On the flip side, it’s possible to have everything this world has to offer and still be furiously discontent. King Solomon’s life was a constant pleasure cruise. He really did have everything this world could offer—money, women, power, luxury, and all the alcohol he could drink. Yet after a life of hedonistic exploits, Solomon made the following observation:
Then I considered all that my hands had done and the toil I had expended in doing it, and behold, all was vanity and a striving after wind, and there was nothing to be gained under the sun. (Eccl. 2:11)
Solomon lived life to the hilt. He would have been TIME Magazine’s “Person of the Year” and would have had his own cable channel.

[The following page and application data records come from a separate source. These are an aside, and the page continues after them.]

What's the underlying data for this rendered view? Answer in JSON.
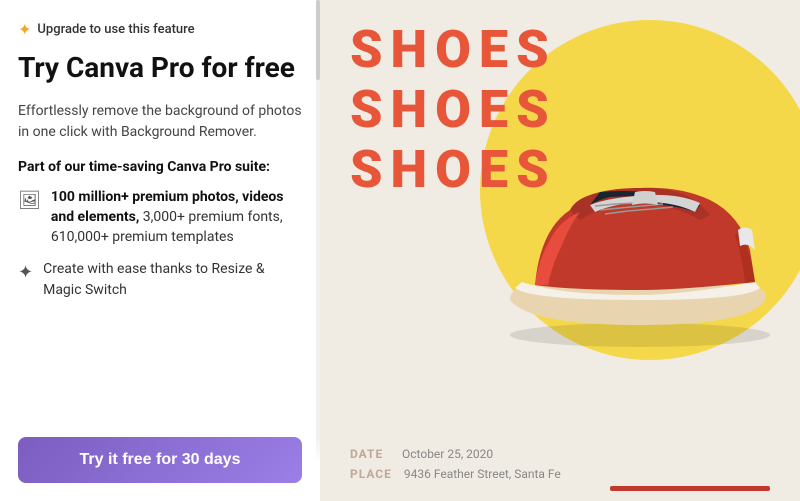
{
  "left": {
    "upgrade_badge": {
      "star": "✦",
      "text": "Upgrade to use this feature"
    },
    "headline": "Try Canva Pro for free",
    "description": "Effortlessly remove the background of photos in one click with Background Remover.",
    "suite_label": "Part of our time-saving Canva Pro suite:",
    "features": [
      {
        "icon": "🖼",
        "text_bold": "100 million+ premium photos, videos and elements,",
        "text_normal": " 3,000+ premium fonts, 610,000+ premium templates"
      },
      {
        "icon": "✦",
        "text_bold": "",
        "text_normal": "Create with ease thanks to Resize & Magic Switch"
      }
    ],
    "cta_button": "Try it free for 30 days"
  },
  "right": {
    "shoes_lines": [
      "SHOES",
      "SHOES",
      "SHOES"
    ],
    "bottom_info": [
      {
        "label": "DATE",
        "value": "October 25, 2020"
      },
      {
        "label": "PLACE",
        "value": "9436 Feather Street, Santa Fe"
      }
    ]
  }
}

Yet in the end he still came up disappointed. Having it all doesn’t equal contentment.
True biblical contentment isn’t tethered to circumstances either. In Philippians 4:11 Paul says, “I have learned in whatever situation I am to be content.” Stop and grapple with that one for a moment. When was the last time you had a really bad day? On your commute home from work that day, could you say, “I am really content right now”? The person who is truly content in God doesn’t ride the ever-changing wave of life’s circumstances.
Rather, contentment is inward, untouchable by circumstances, out of the reach of trouble. It can’t be stolen away by sickness or poverty, can’t be ruined by the loss of a job or house or spouse. Biblical contentment is not rooted in circumstances but in the infinitely stronger foundation of God himself.